This paper describes implications of applying carbon capture and storage in combined heat and power (CHP) production and in steel industry through three case study approaches conducted in Finland. Utilisation of low temperature process heat from capture plant, air separation unit or CO2 compression in district heating system and/or industrial solutions offers significant potential to increase overall efficiency and feasibility of CCS processes. The effects of CCS on the local CHP systems were included within the studied system boundaries in order to evaluate the economics and emissions from investor's (local energy company) point of view. Effect of CCS on greenhouse gas (GHG) emissions and operation economics of the CCS cases are compared to the reference system with varying parameters of operation. Regarding the GHG emissions, besides the site emissions, the main effects on global GHG emissions are also taken into account by using system modeling and streamlined LCA. In the case studies the whole CCS chain, including CO2 capture, processing, transport and storage, was included. Carbon capture processes were modeled using Aspen Plus and Prosim process modeling software and the results were used in CCS plant economics toolkit (CC-Skynet™) to estimate CO2 emission reduction possibilities and carbon abatement costs. Studied case studies included three main applications which were studied in different operational situations. The properties of reference plants and CHP systems are based on the real operational CHP units and steel mill in Finland. The first presented application is retrofit of about 1000 MWfuel CHP plant with post combustion capture technology. Natural gas fired GTCC plant is part of relatively large district heating network including also other CHP units in the same network. The plant is situated on the coastal area of Southern Finland and it emits approximately 1.3 Mtn CO2 / year. The second application is a greenfield about 500 MWfuel CHP plant situated on the coast of the Gulf of Bothnia and emitting approximately 1.5 Mtn CO2 / year. The plant is based on a modern CFB-boiler which is equipped with oxyfuel technology in the CCS case. The studied fuel-shares with and without CCS consisted of pure biomass, pure peat and biomass-peat co-firing. In the study it is assumed that the economic incentive for negative CO2 emission is included in EU ETS for Bio-CCS. The plant is connected to the existing district heating network where older CHP plant already exists.

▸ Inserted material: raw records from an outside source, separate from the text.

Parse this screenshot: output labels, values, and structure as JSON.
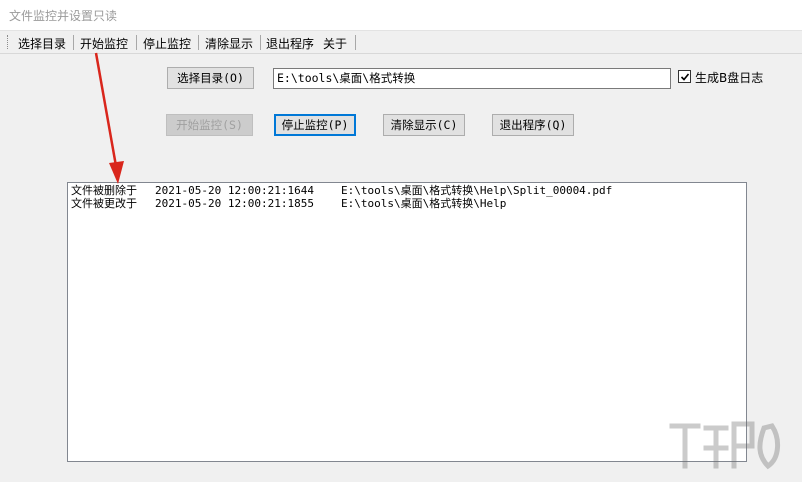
{
  "window": {
    "title": "文件监控并设置只读"
  },
  "menu": {
    "items": [
      {
        "label": "选择目录"
      },
      {
        "label": "开始监控"
      },
      {
        "label": "停止监控"
      },
      {
        "label": "清除显示"
      },
      {
        "label": "退出程序"
      },
      {
        "label": "关于"
      }
    ]
  },
  "controls": {
    "select_dir_button": "选择目录(O)",
    "path_value": "E:\\tools\\桌面\\格式转换",
    "log_checkbox": {
      "label": "生成B盘日志",
      "checked": true
    },
    "start_button": {
      "label": "开始监控(S)",
      "enabled": false
    },
    "stop_button": "停止监控(P)",
    "clear_button": "清除显示(C)",
    "exit_button": "退出程序(Q)"
  },
  "log": {
    "rows": [
      {
        "event": "文件被删除于",
        "time": "2021-05-20 12:00:21:1644",
        "path": "E:\\tools\\桌面\\格式转换\\Help\\Split_00004.pdf"
      },
      {
        "event": "文件被更改于",
        "time": "2021-05-20 12:00:21:1855",
        "path": "E:\\tools\\桌面\\格式转换\\Help"
      }
    ]
  },
  "annotation": {
    "arrow_color": "#d9261c"
  }
}
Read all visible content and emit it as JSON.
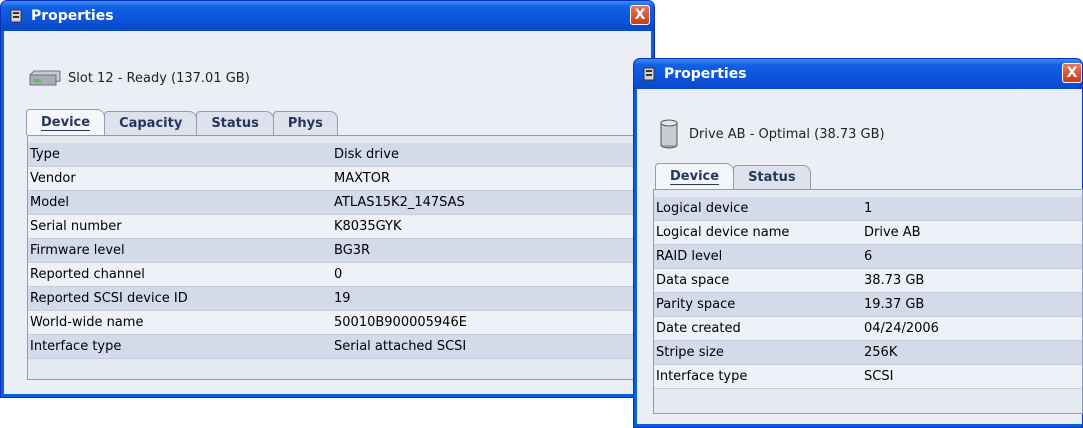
{
  "left_window": {
    "title": "Properties",
    "close_label": "X",
    "header_text": "Slot 12 - Ready (137.01 GB)",
    "header_icon": "hard-drive-icon",
    "tabs": [
      "Device",
      "Capacity",
      "Status",
      "Phys"
    ],
    "active_tab": "Device",
    "rows": [
      {
        "label": "Type",
        "value": "Disk drive"
      },
      {
        "label": "Vendor",
        "value": "MAXTOR"
      },
      {
        "label": "Model",
        "value": "ATLAS15K2_147SAS"
      },
      {
        "label": "Serial number",
        "value": "K8035GYK"
      },
      {
        "label": "Firmware level",
        "value": "BG3R"
      },
      {
        "label": "Reported channel",
        "value": "0"
      },
      {
        "label": "Reported SCSI device ID",
        "value": "19"
      },
      {
        "label": "World-wide name",
        "value": "50010B900005946E"
      },
      {
        "label": "Interface type",
        "value": "Serial attached SCSI"
      }
    ]
  },
  "right_window": {
    "title": "Properties",
    "close_label": "X",
    "header_text": "Drive AB - Optimal (38.73 GB)",
    "header_icon": "cylinder-drive-icon",
    "tabs": [
      "Device",
      "Status"
    ],
    "active_tab": "Device",
    "rows": [
      {
        "label": "Logical device",
        "value": "1"
      },
      {
        "label": "Logical device name",
        "value": "Drive AB"
      },
      {
        "label": "RAID level",
        "value": "6"
      },
      {
        "label": "Data space",
        "value": "38.73 GB"
      },
      {
        "label": "Parity space",
        "value": "19.37 GB"
      },
      {
        "label": "Date created",
        "value": "04/24/2006"
      },
      {
        "label": "Stripe size",
        "value": "256K"
      },
      {
        "label": "Interface type",
        "value": "SCSI"
      }
    ]
  },
  "colors": {
    "title_bar": "#0b52d6",
    "client_bg": "#ebeef5",
    "close_button": "#d4481f"
  }
}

Another plant and limited district heat consumption in the area limits the benefits obtained from CCS heat recovery. The third application is an integrated steel mill situated on the coast of the Gulf of Bothnia and emitting approximately 4.0 Mtn CO2 / year altogether. The mill is retrofitted for post combustion capture and implications of different capture amounts, different solvents and process integration levels are compared to the base case steel production with varying operational parameters. Process heat is utilized also as district heat but heat consumption in the district heat network is smaller than the amount of recoverable process heat in the mill. The results showed that significant improvements can be achieved by CHP in plants utilizing CCS, especially in the case of oxy-fuel. The feasibility of CCS is heavily dependent not only on the characteristics of the facility and the operational environment but also on the chosen system boundaries and assumptions. In combined heat and power plants, major improvements can be obtained with heat integration, especially, in the production of district heat. In the near future particularly large, new and flexible CHP plants, which can burn coal, biomass or peat, are seen as promising candidates for CCS in Finland.
|Publication status||Published - 1 Jan 2013|

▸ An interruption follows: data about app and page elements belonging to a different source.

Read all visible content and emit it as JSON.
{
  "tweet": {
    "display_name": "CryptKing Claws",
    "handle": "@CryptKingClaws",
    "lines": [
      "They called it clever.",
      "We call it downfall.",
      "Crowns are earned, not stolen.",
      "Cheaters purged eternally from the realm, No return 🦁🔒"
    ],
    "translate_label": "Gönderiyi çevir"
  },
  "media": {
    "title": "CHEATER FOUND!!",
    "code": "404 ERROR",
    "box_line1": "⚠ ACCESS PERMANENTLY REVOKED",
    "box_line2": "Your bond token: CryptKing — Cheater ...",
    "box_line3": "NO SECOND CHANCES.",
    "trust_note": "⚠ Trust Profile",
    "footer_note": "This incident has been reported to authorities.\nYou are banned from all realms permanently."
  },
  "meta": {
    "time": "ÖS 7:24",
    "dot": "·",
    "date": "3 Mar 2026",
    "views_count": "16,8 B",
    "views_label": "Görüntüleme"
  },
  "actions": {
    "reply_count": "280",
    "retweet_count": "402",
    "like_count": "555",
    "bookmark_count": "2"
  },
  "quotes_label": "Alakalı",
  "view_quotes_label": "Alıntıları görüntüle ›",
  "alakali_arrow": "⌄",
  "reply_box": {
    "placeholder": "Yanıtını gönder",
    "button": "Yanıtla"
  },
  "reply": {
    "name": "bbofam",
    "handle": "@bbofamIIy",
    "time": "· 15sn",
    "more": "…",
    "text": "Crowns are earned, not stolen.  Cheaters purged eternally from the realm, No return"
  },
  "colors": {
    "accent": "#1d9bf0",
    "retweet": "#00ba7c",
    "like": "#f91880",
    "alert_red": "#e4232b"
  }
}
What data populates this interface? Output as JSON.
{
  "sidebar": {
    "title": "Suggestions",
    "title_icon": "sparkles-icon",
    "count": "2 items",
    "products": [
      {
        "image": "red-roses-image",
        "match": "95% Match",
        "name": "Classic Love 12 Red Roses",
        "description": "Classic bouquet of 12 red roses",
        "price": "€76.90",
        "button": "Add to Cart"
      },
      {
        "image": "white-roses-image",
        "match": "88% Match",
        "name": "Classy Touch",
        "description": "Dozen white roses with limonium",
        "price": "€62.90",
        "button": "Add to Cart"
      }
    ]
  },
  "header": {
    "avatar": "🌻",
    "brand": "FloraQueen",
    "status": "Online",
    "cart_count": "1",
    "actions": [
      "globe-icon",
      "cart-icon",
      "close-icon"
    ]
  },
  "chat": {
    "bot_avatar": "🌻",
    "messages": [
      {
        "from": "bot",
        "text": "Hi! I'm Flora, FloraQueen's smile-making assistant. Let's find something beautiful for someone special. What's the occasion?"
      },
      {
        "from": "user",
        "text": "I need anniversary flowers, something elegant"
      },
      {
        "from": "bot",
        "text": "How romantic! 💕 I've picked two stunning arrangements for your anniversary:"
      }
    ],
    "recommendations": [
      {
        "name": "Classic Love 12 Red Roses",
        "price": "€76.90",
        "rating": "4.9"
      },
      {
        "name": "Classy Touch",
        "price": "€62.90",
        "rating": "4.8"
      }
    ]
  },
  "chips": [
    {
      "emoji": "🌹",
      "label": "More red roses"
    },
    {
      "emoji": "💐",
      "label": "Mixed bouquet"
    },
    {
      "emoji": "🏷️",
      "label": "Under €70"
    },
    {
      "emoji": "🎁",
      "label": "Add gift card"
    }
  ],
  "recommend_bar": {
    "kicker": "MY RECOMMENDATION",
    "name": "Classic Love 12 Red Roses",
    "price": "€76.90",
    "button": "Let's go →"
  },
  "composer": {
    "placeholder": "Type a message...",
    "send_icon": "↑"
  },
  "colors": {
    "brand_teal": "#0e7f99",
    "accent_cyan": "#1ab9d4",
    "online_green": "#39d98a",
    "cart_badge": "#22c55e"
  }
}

|MoE publication type||A1 Journal article-refereed|
|Event||11th International Conference on Greenhouse Gas Technologies, GHGT-11 - Kyoto, Japan|
Duration: 18 Nov 2012 → 22 Nov 2012
- Steel mill